The speed is up as the peloton enjoys a gradual descent.  


We can expect a sprint showdown between Viviani, Bouhanni, Sagan and others today. 


For the GC riders it is about avoiding any problems. 


Nairo Quintana knows what that means. Quintana is chasing back after a flat. He's taking risks in the long line of team cars.


Race leader Simon Yates has also flatted. 


Kelderman has flatted too. 


Yates has three teammates helping him chase back to the bunch.


Yates is at the back of the peloton but needs to move up to the front. 


13km remaining from 177km

Kelderman is also back in the peloton but other riders have suffered flats. 


11km remaining from 177km

From the CN blimp we can see Quick Step Floors lead the peloton for Viviani.


They're on the right of the road, with other teams trying to move up on their left. 


9km remaining from 177km

The final kilometres are flat and fast with few corners. Position and a good lead out will be vital today.


Diego Rubio Hernandez has been swept up as the teams line-up across the road in formation.

It's elbow out time!


5km remaining from 177km

Here we go. The speed is rising more and more. The different trains are trying to stay up front and protect their sprinters. 


Even Vincenzo Nibali is up front riding for Bahrain.   


There's a slight cross/head wind in the final kilometres.

No one team wants to take charge for now.


2km remaining from 177km

Quick Step take control.


They flip to the left but Sabatini calls them back to the right to protect Viviani and his lead out man Morkov. 


1km remaining from 177km

Sagan is on Viviani's wheel.


Here come Cofidis with Bouhanni. 


1km remaining from 177km

Last KM! 


Postelberger attacks to help Sagan. 


Morkov leads out Viviani.


Viviani takes it! 


He got a perfect lead out from Sabatini and Morkov and Viviani finished it out with class and speed. 


Viviani opted to go along the barriers and so stopped Sagan from coming past him. 


Giacomo Nizzolo of Trek took a different line and finished third.


Viviani has given Quick Step Floors win number 60 of the 2018 season. 


This is the top ten for the stage: 


1 Elia Viviani (Ita) Quick-Step Floors 4:08:08
2 Peter Sagan (Svk) Bora-Hansgrohe
3 Giacomo Nizzolo (Ita) Trek-Segafredo
4 Nelson Andres Soto Martinez (Col) Caja Rural-Seguros RGA
5 Marc Sarreau (Fra) Groupama-FDJ
6 Danny van Poppel (Ned) LottoNL-Jumbo
7 Ivan Garcia (Spa) Bahrain-Merida
8 Jon Aberasturi Izaga (Spa) Euskadi Basque Country-Murias
9 Simone Consonni (Ita) UAE Team Emirates
10 Matteo Trentin (Ita) Mitchelton-Scott


This is the provisional GC, with Simon Yates still in red.


1 Simon Yates (GBr) Mitchelton-Scott 41:03:00
2 Alejandro Valverde (Spa) Movistar Team 0:00:01
3 Nairo Quintana (Col) Movistar Team 0:00:14


Viviani has now won 17 races this season and this is his second stage win at the Vuelta.

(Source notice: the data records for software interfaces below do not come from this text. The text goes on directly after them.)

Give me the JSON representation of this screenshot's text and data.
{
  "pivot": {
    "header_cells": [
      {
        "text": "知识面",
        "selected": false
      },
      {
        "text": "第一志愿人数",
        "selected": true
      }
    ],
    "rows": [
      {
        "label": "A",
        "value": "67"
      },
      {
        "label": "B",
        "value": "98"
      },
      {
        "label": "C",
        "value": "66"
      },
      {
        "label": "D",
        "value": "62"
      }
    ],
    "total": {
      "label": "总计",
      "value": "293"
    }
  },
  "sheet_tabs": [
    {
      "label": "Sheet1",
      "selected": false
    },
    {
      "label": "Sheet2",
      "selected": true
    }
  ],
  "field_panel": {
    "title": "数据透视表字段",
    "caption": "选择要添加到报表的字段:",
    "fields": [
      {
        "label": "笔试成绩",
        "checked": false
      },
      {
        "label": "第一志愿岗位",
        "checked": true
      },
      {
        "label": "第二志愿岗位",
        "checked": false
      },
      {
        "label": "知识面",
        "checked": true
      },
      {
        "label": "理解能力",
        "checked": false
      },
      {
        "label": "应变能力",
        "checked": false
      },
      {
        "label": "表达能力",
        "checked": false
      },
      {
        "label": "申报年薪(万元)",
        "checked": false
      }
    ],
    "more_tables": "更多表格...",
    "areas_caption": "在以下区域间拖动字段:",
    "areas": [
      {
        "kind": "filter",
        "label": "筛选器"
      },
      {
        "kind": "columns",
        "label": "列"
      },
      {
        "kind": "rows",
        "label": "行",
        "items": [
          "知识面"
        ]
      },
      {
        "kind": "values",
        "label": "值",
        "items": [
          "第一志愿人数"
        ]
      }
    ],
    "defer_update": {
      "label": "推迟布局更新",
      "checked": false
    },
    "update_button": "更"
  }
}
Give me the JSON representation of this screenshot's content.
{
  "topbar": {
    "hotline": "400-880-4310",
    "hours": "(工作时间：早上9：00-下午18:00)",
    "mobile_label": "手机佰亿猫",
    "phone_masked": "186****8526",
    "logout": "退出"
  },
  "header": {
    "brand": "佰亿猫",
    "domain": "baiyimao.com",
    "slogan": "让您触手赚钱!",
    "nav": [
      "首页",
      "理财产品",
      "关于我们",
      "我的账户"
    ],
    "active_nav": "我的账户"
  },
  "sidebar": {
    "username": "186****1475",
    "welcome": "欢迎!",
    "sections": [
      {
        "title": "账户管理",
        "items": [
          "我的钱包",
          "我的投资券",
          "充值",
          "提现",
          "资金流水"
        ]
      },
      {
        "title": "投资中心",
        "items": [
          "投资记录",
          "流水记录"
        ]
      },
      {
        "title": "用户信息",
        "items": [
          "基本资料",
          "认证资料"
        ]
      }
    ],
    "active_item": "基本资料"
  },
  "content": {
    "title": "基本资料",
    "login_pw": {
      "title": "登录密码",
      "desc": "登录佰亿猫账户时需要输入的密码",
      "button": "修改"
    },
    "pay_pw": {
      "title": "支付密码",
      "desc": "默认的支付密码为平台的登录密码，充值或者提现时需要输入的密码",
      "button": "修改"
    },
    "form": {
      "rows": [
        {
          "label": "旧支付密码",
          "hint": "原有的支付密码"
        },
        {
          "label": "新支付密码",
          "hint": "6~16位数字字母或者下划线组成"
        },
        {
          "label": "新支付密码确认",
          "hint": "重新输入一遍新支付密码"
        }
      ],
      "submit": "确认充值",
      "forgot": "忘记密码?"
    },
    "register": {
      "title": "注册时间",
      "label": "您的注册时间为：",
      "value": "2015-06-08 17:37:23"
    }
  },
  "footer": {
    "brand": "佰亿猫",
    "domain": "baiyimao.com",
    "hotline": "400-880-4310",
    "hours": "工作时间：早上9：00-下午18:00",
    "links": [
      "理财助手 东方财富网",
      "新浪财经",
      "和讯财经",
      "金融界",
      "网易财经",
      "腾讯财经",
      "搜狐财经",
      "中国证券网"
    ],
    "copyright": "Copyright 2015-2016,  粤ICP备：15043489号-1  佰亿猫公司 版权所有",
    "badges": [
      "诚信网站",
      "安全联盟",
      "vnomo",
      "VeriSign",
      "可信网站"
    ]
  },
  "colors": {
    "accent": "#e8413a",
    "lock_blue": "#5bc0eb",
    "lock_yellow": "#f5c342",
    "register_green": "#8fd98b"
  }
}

This is a TV screen grab of Viviani winning the sprint.


Elia Viviani was happy to win and especially happy with the lead out the Quick Step Floors gave him.


"It was the most perfect lead out we ever do this year. The guys did really proper, good job, so we arrived from two sprints where, one were Valverde won and we did nothing, and the one when I got third we made a mistake," he explained.




Viviani added:

"Today we were a little bit with more pressure because we want to back the strongest and the fastest. If we are the fastest we don't want to lose the